*What needs to be done*
What you give back must match the data exactly, minus the pictures.

*Material for this task*
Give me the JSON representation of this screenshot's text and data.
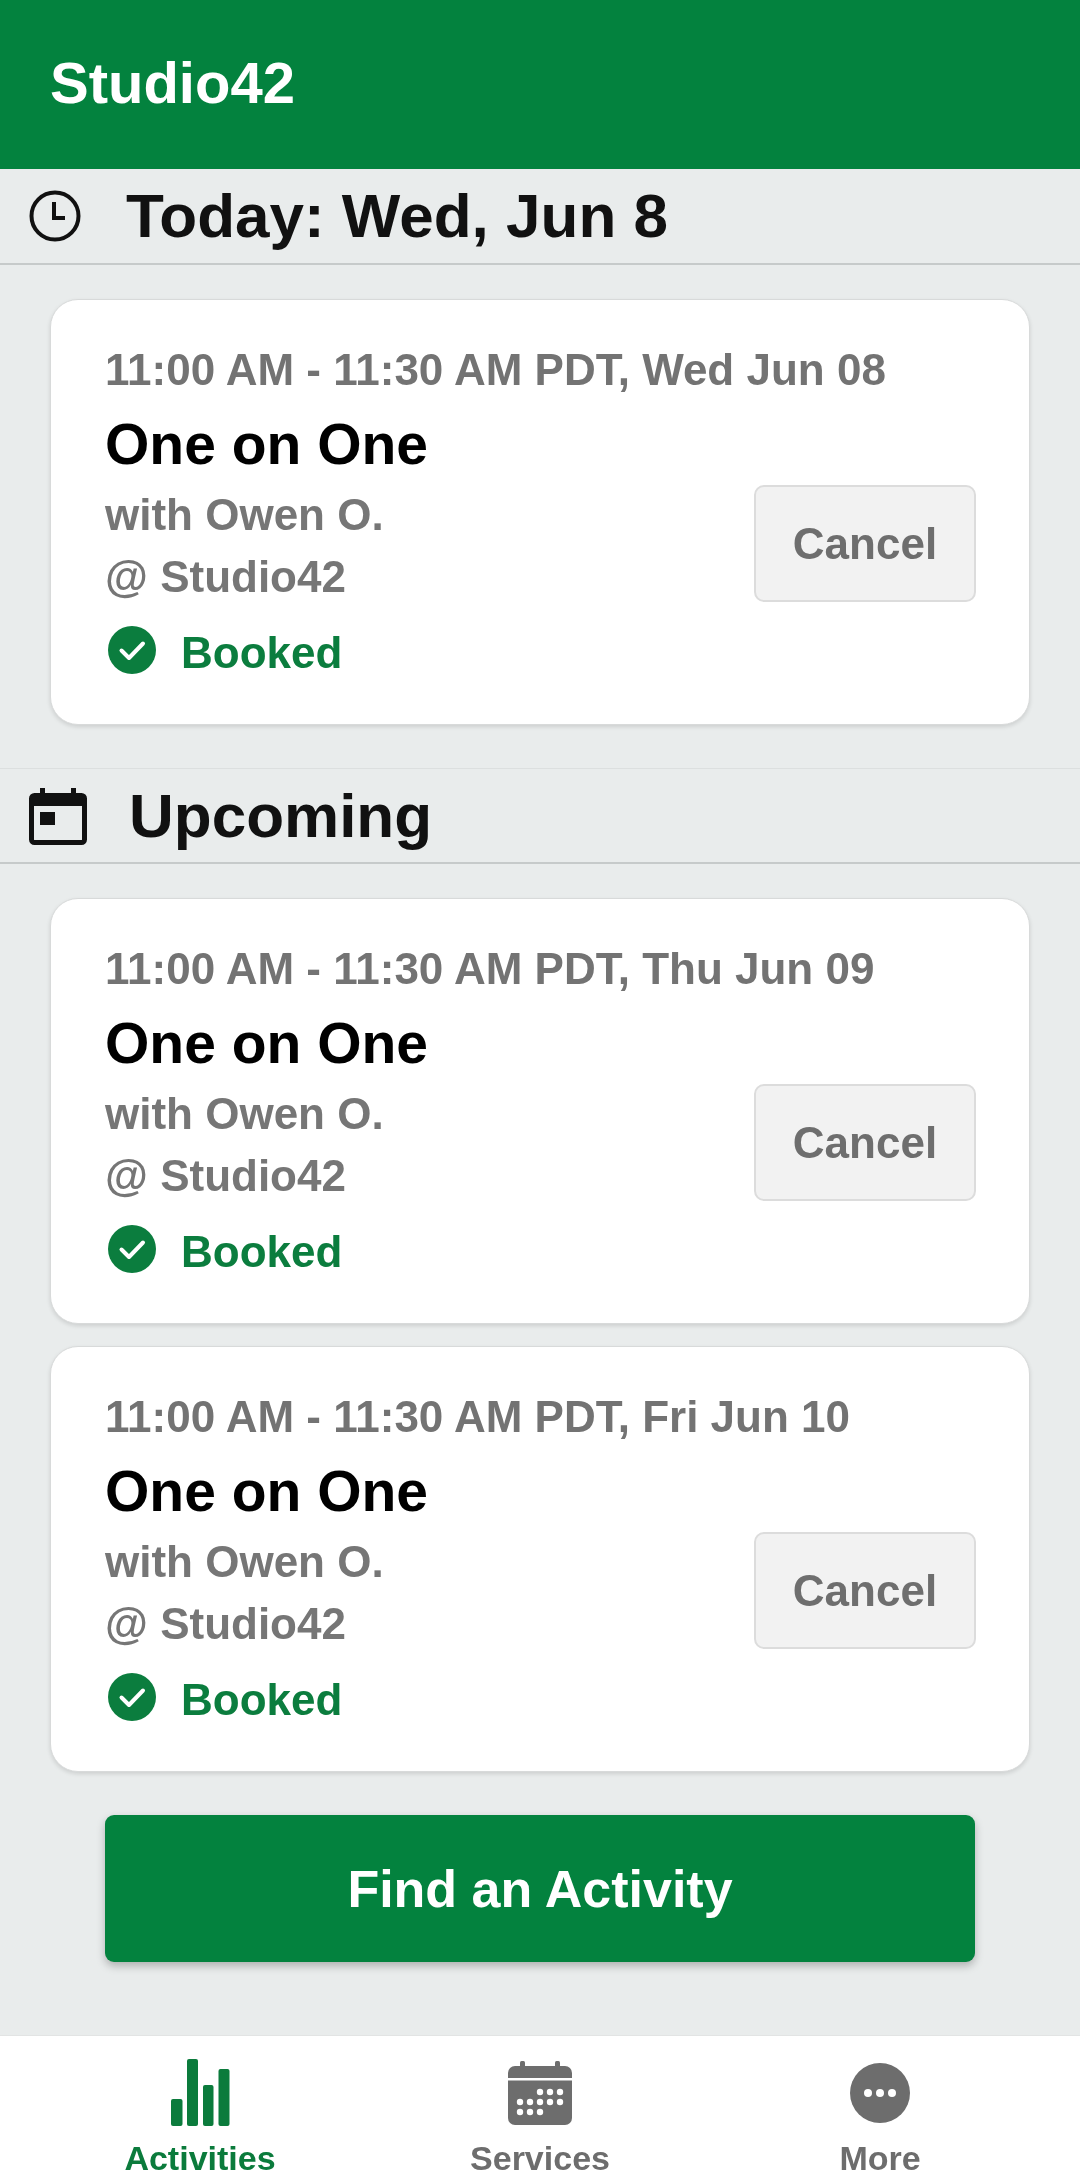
{
  "app_bar": {
    "title": "Studio42"
  },
  "sections": [
    {
      "kind": "today",
      "title": "Today: Wed, Jun 8",
      "bookings": [
        {
          "time": "11:00 AM - 11:30 AM PDT, Wed Jun 08",
          "title": "One on One",
          "instructor": "with Owen O.",
          "location": "@ Studio42",
          "status": "Booked",
          "action": "Cancel"
        }
      ]
    },
    {
      "kind": "upcoming",
      "title": "Upcoming",
      "bookings": [
        {
          "time": "11:00 AM - 11:30 AM PDT, Thu Jun 09",
          "title": "One on One",
          "instructor": "with Owen O.",
          "location": "@ Studio42",
          "status": "Booked",
          "action": "Cancel"
        },
        {
          "time": "11:00 AM - 11:30 AM PDT, Fri Jun 10",
          "title": "One on One",
          "instructor": "with Owen O.",
          "location": "@ Studio42",
          "status": "Booked",
          "action": "Cancel"
        }
      ]
    }
  ],
  "find_button": {
    "label": "Find an Activity"
  },
  "bottom_nav": [
    {
      "kind": "activities",
      "label": "Activities",
      "selected": true
    },
    {
      "kind": "services",
      "label": "Services",
      "selected": false
    },
    {
      "kind": "more",
      "label": "More",
      "selected": false
    }
  ]
}
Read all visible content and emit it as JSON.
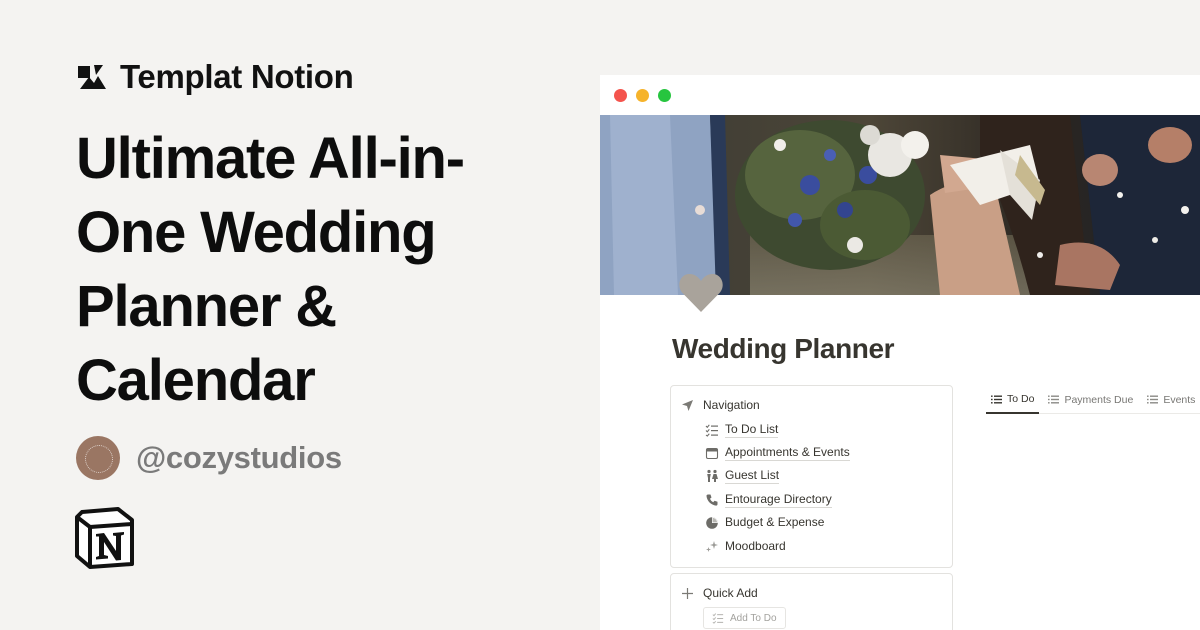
{
  "brand": {
    "name": "Templat Notion"
  },
  "headline": {
    "lines": [
      "Ultimate All-in-",
      "One Wedding",
      "Planner &",
      "Calendar"
    ]
  },
  "author": {
    "handle": "@cozystudios",
    "avatar_text": "cozy studios"
  },
  "window": {
    "traffic_lights": [
      "#f4544d",
      "#f6b32b",
      "#27c53f"
    ],
    "page_icon": "heart-icon",
    "page_title": "Wedding Planner",
    "navigation": {
      "title": "Navigation",
      "items": [
        {
          "label": "To Do List",
          "icon": "checklist-icon"
        },
        {
          "label": "Appointments & Events",
          "icon": "calendar-icon"
        },
        {
          "label": "Guest List",
          "icon": "people-icon"
        },
        {
          "label": "Entourage Directory",
          "icon": "phone-icon"
        },
        {
          "label": "Budget & Expense",
          "icon": "pie-chart-icon"
        },
        {
          "label": "Moodboard",
          "icon": "sparkles-icon"
        }
      ]
    },
    "quick_add": {
      "title": "Quick Add",
      "button_label": "Add To Do"
    },
    "tabs": [
      {
        "label": "To Do",
        "active": true
      },
      {
        "label": "Payments Due",
        "active": false
      },
      {
        "label": "Events",
        "active": false
      }
    ]
  },
  "colors": {
    "background": "#f4f3f1",
    "text": "#111111",
    "muted": "#7a7a7a",
    "notion_text": "#37352f",
    "heart": "#a9a39b"
  }
}
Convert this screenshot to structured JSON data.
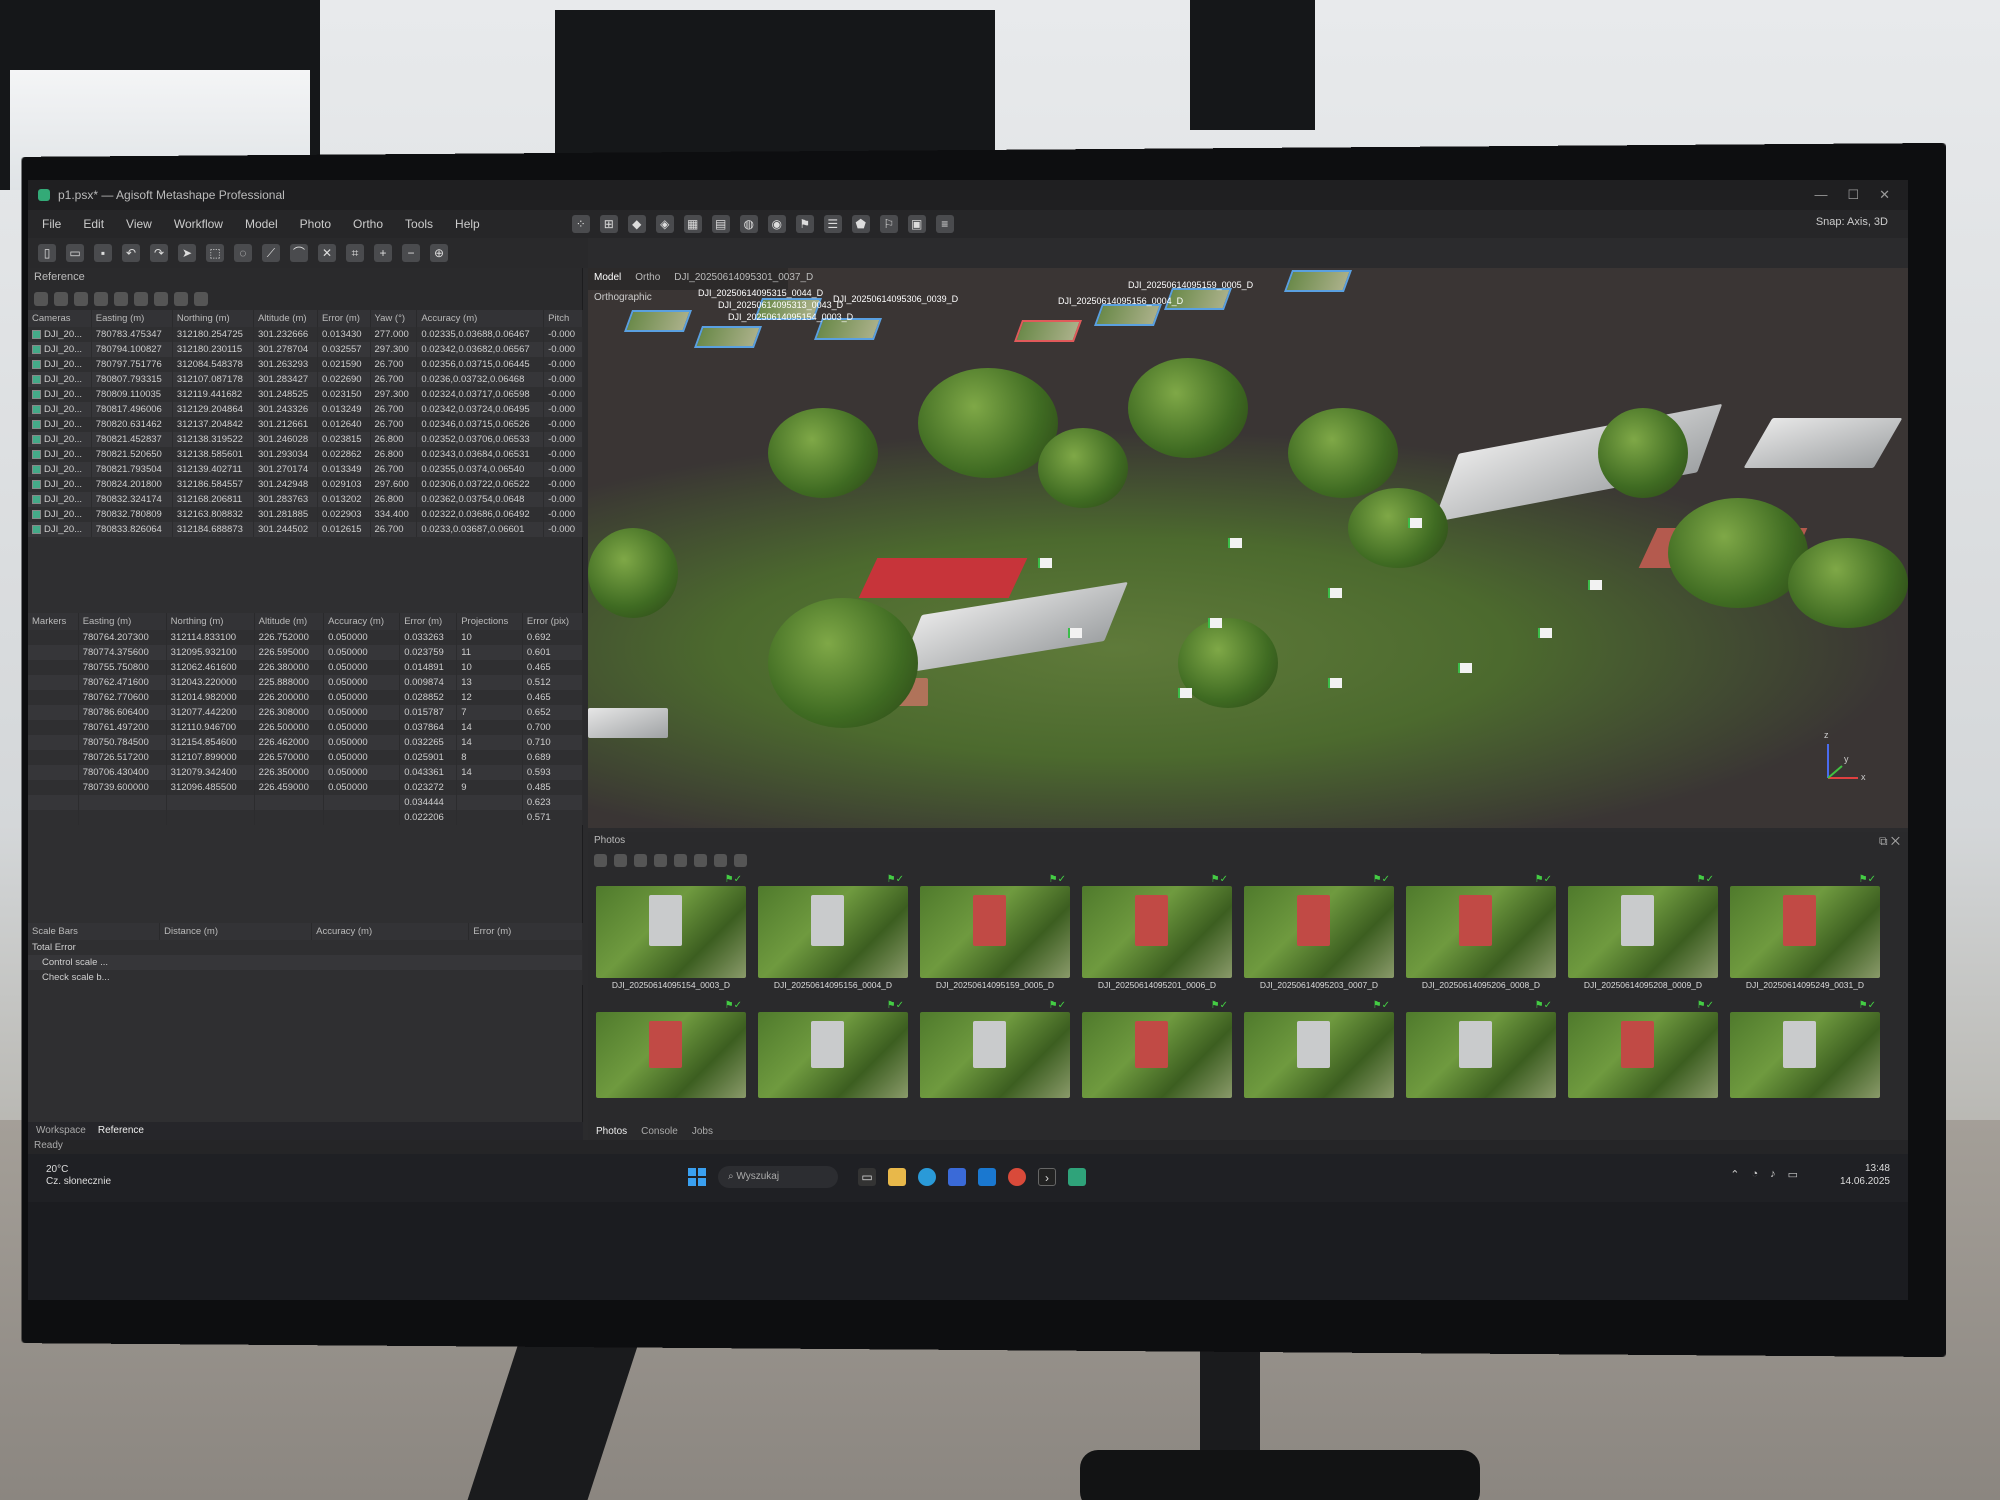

*Solution below*
Give me the JSON representation of this screenshot's text and data.
{
  "app_bar": {
    "title": "Studio42"
  },
  "sections": [
    {
      "kind": "today",
      "title": "Today: Wed, Jun 8",
      "bookings": [
        {
          "time": "11:00 AM - 11:30 AM PDT, Wed Jun 08",
          "title": "One on One",
          "instructor": "with Owen O.",
          "location": "@ Studio42",
          "status": "Booked",
          "action": "Cancel"
        }
      ]
    },
    {
      "kind": "upcoming",
      "title": "Upcoming",
      "bookings": [
        {
          "time": "11:00 AM - 11:30 AM PDT, Thu Jun 09",
          "title": "One on One",
          "instructor": "with Owen O.",
          "location": "@ Studio42",
          "status": "Booked",
          "action": "Cancel"
        },
        {
          "time": "11:00 AM - 11:30 AM PDT, Fri Jun 10",
          "title": "One on One",
          "instructor": "with Owen O.",
          "location": "@ Studio42",
          "status": "Booked",
          "action": "Cancel"
        }
      ]
    }
  ],
  "find_button": {
    "label": "Find an Activity"
  },
  "bottom_nav": [
    {
      "kind": "activities",
      "label": "Activities",
      "selected": true
    },
    {
      "kind": "services",
      "label": "Services",
      "selected": false
    },
    {
      "kind": "more",
      "label": "More",
      "selected": false
    }
  ]
}
Read all visible content and emit it as JSON.
{
  "brand": {
    "name": "Templat Notion"
  },
  "headline": {
    "lines": [
      "Ultimate All-in-",
      "One Wedding",
      "Planner &",
      "Calendar"
    ]
  },
  "author": {
    "handle": "@cozystudios",
    "avatar_text": "cozy studios"
  },
  "window": {
    "traffic_lights": [
      "#f4544d",
      "#f6b32b",
      "#27c53f"
    ],
    "page_icon": "heart-icon",
    "page_title": "Wedding Planner",
    "navigation": {
      "title": "Navigation",
      "items": [
        {
          "label": "To Do List",
          "icon": "checklist-icon"
        },
        {
          "label": "Appointments & Events",
          "icon": "calendar-icon"
        },
        {
          "label": "Guest List",
          "icon": "people-icon"
        },
        {
          "label": "Entourage Directory",
          "icon": "phone-icon"
        },
        {
          "label": "Budget & Expense",
          "icon": "pie-chart-icon"
        },
        {
          "label": "Moodboard",
          "icon": "sparkles-icon"
        }
      ]
    },
    "quick_add": {
      "title": "Quick Add",
      "button_label": "Add To Do"
    },
    "tabs": [
      {
        "label": "To Do",
        "active": true
      },
      {
        "label": "Payments Due",
        "active": false
      },
      {
        "label": "Events",
        "active": false
      }
    ]
  },
  "colors": {
    "background": "#f4f3f1",
    "text": "#111111",
    "muted": "#7a7a7a",
    "notion_text": "#37352f",
    "heart": "#a9a39b"
  }
}
Convert this screenshot to structured JSON data.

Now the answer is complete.